Smaller individuals of this species are like walking pin cushions. The broad, oval carapace (to 23 cm) is flattened dorsally, but has a medial keel. A spinelike projection occurs on the keel at the posterior border of each vertebral. There is also a small spine located near the posterior margin of each pleural scute. Many of these spines become worn down and are lost with age, so that larger individuals are much smoother than juveniles. Anterior and posterior marginals are also somewhat upturned. All vertebrals are broader than long. The carapace is brown with a light streak along the medial keel. The plastron is large and the bridge broad. Both anterior and posterior plastral lobes are narrower than the middle section, and there is a deep anal notch. A spinelike anterior projection occurs on each gular of juveniles, but these become more blunt with age and are lost in adults. The plastral formula is: abd > pect > fem > hum > gul > an. Both axillary and inguinal scutes are present. Plastron and undersides of the marginals are yellow with radiating dark lines on each scute. The head is rather small with a slightly projecting snout and a narrow medial depression flanked on each side by a toothlike cusp on the upper jaw. Posterior head skin may be divided into scales. The head is grayish to brown with a yellow spot near the tympanum. Limbs are gray with some yellow spotting. The forelegs have enlarged overlapping scales on the anterior surface, and the hind feet are clublike with enlarged spinelike scales in adults. Thighs and base of tail also contain spiny tubercles; toes are only partially webbed.

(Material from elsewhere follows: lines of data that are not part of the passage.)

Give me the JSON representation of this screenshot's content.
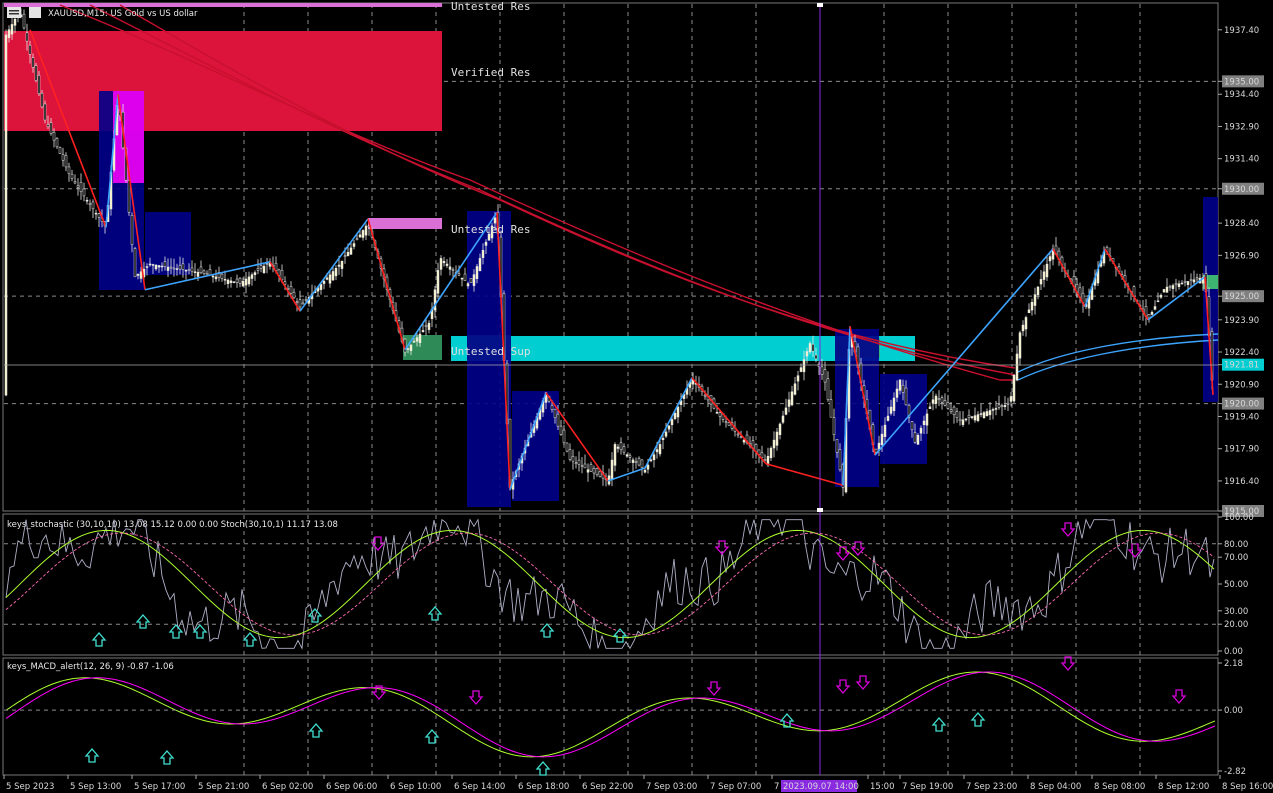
{
  "header": {
    "title": "XAUUSD,M15: US Gold vs US dollar"
  },
  "zones": {
    "verified_res": "Verified Res",
    "untested_res_top": "Untested Res",
    "untested_res_mid": "Untested Res",
    "untested_sup": "Untested Sup"
  },
  "price_axis": {
    "ticks": [
      "1937.40",
      "1935.00",
      "1934.40",
      "1932.90",
      "1931.40",
      "1930.00",
      "1928.40",
      "1926.90",
      "1925.00",
      "1923.90",
      "1922.40",
      "1921.81",
      "1920.90",
      "1920.00",
      "1919.40",
      "1917.90",
      "1916.40",
      "1915.00"
    ],
    "current_price": "1921.81",
    "range": [
      1915.0,
      1938.6
    ]
  },
  "stochastic": {
    "label": "keys_stochastic (30,10,10) 13.08 15.12 0.00 0.00 Stoch(30,10,1) 11.17 13.08",
    "ticks": [
      "100.00",
      "80.00",
      "70.00",
      "50.00",
      "30.00",
      "20.00",
      "0.00"
    ]
  },
  "macd": {
    "label": "keys_MACD_alert(12, 26, 9) -0.87 -1.06",
    "ticks": [
      "2.18",
      "0.00",
      "-2.82"
    ]
  },
  "time_axis": {
    "labels": [
      "5 Sep 2023",
      "5 Sep 13:00",
      "5 Sep 17:00",
      "5 Sep 21:00",
      "6 Sep 02:00",
      "6 Sep 06:00",
      "6 Sep 10:00",
      "6 Sep 14:00",
      "6 Sep 18:00",
      "6 Sep 22:00",
      "7 Sep 03:00",
      "7 Sep 07:00",
      "7",
      "15:00",
      "7 Sep 19:00",
      "7 Sep 23:00",
      "8 Sep 04:00",
      "8 Sep 08:00",
      "8 Sep 12:00",
      "8 Sep 16:00"
    ],
    "crosshair_time": "2023.09.07 14:00"
  },
  "colors": {
    "bull": "#f5f0c8",
    "bear": "#ffffff",
    "up_leg": "#3da5ff",
    "down_leg": "#ff2020",
    "res": "#dc143c",
    "sup": "#00ced1",
    "ma": "#c8102e",
    "ma2": "#3da5ff"
  }
}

Of its 52 chromosomes, 28 are macrochromosomes (18 metacentric or submetacentric, 10 telocentric or subtelocentric) and 24 microchromosomes (Carr and Bickham, 1986).

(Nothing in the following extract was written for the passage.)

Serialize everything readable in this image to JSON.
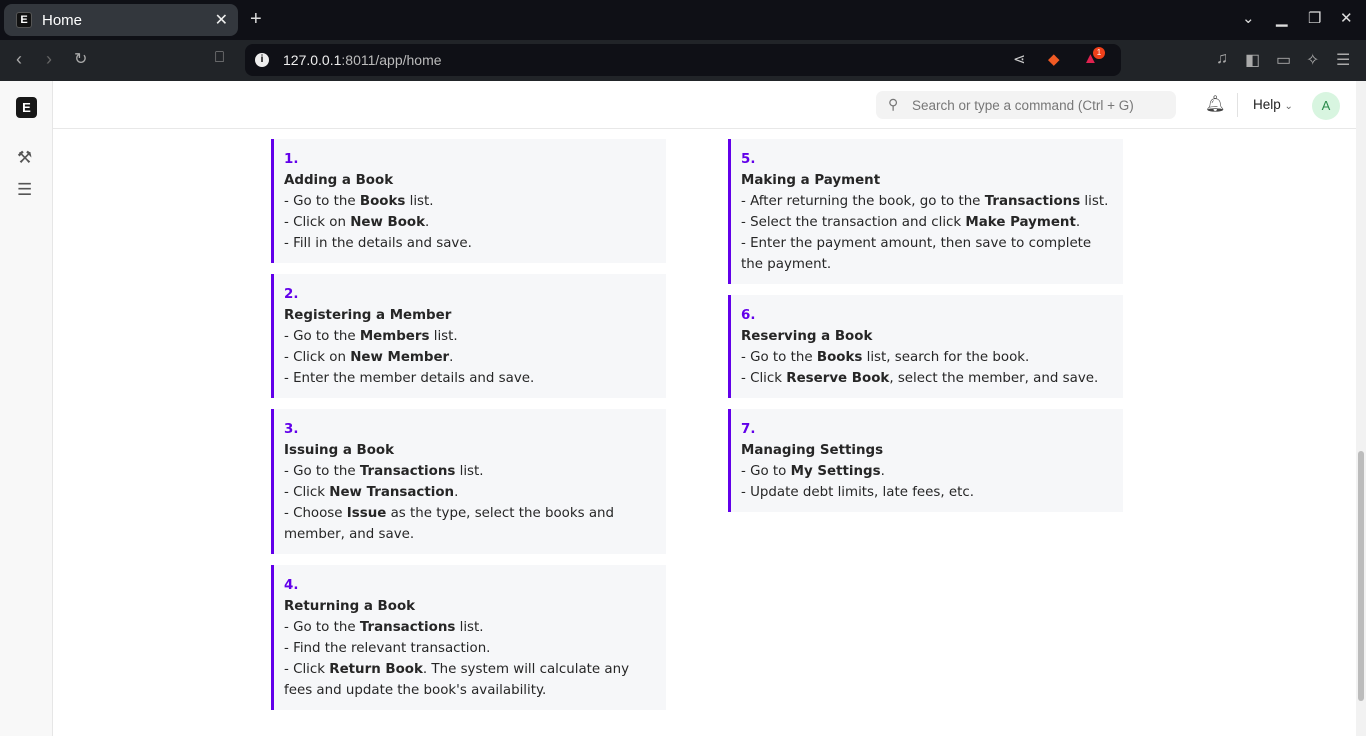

Males have slightly longer and thicker tails than do females.
Heosemys spinosa ranges from Tenasserim, Myanmar, and southern Thailand southward through Malaysia to Sumatra and Borneo, and numerous small Indonesian Islands. Recently, it also has been reported from Tawitawi (Fritz, 1997) and Mindanao (Das, 1996), Philippines.
Heosemys spinosa occurs in shallow, clear mountain streams in forests. It frequently wanders about on land in cool, humid, shaded areas, and often hides under plant debris or clumps of grass. Mertens (1971) observed that, at least in captivity, juveniles are more terrestrial than adults.

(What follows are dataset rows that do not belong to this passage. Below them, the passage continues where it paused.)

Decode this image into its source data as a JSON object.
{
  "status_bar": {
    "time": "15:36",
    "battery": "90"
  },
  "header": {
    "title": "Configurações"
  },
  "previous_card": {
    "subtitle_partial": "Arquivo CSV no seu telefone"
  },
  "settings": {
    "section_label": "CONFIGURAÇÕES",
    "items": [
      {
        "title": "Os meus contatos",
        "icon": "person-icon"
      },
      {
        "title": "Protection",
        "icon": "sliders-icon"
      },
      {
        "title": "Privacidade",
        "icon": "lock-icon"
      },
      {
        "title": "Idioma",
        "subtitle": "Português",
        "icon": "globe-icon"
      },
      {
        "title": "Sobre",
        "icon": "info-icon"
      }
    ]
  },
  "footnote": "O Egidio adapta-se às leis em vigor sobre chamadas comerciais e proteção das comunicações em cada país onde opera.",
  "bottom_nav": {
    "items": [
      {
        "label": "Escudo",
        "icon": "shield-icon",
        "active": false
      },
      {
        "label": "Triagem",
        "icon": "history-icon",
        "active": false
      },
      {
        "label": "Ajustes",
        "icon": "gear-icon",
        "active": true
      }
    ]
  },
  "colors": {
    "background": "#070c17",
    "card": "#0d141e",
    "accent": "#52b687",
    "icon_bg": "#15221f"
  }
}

Herman (1993) observed captives at the Atlanta Zoo copulating on 9 February and 26 December. The mating behavior was apparently stimulated when the turtles on land were sprayed with water from a garden hose. The male became excited and chased the female into the water pool and attempted to mount her (Herman likened the copulatory behavior to that of the North American species Clemmys insculpta). Nesting behavior was not observed, but eggs were oviposited at night or in early morning and were usually found on top of the substrate or under cork bark. Only 1-2 eggs were laid per clutch (clutches containing three eggs are known), and up to three clutches were produced a year. The eggs are white and oblong. Hatchlings are large, that produced at the Atlanta had a 55.0 mm carapace when measured one week after hatching, and ten near-hatchling young measured by Ewert (1979) averaged 63.2 mm in carapace length. Herman (1993) reported that when approached, the hatchling would freeze in place, and even if handled would not move.
To accommodate the large eggs housing these young, a hinge develops in the female's abdominal scute allowing the plastron more flexibility during egg laying. This is achieved by an incomplete separation of the abdominal scute into hyoplastral and hypoplastral elements and by fragmentation of the inguinal scute (Waagen, 1984).
Heosemys spinosa apparently is largely herbivorous, preferring fruits and various vegetables, but in captivity it may accept some animal foods, such as canned dog food and chopped mice (added to a fruit/vegetable salad; Herman, 1993). The hatchling at the Atlanta Zoo would not eat until offered chopped tomatoes. After two weeks on a diet of tomatoes it finally accepted a mixed fruit/vegetable salad.
IUCN Red List Status (1996)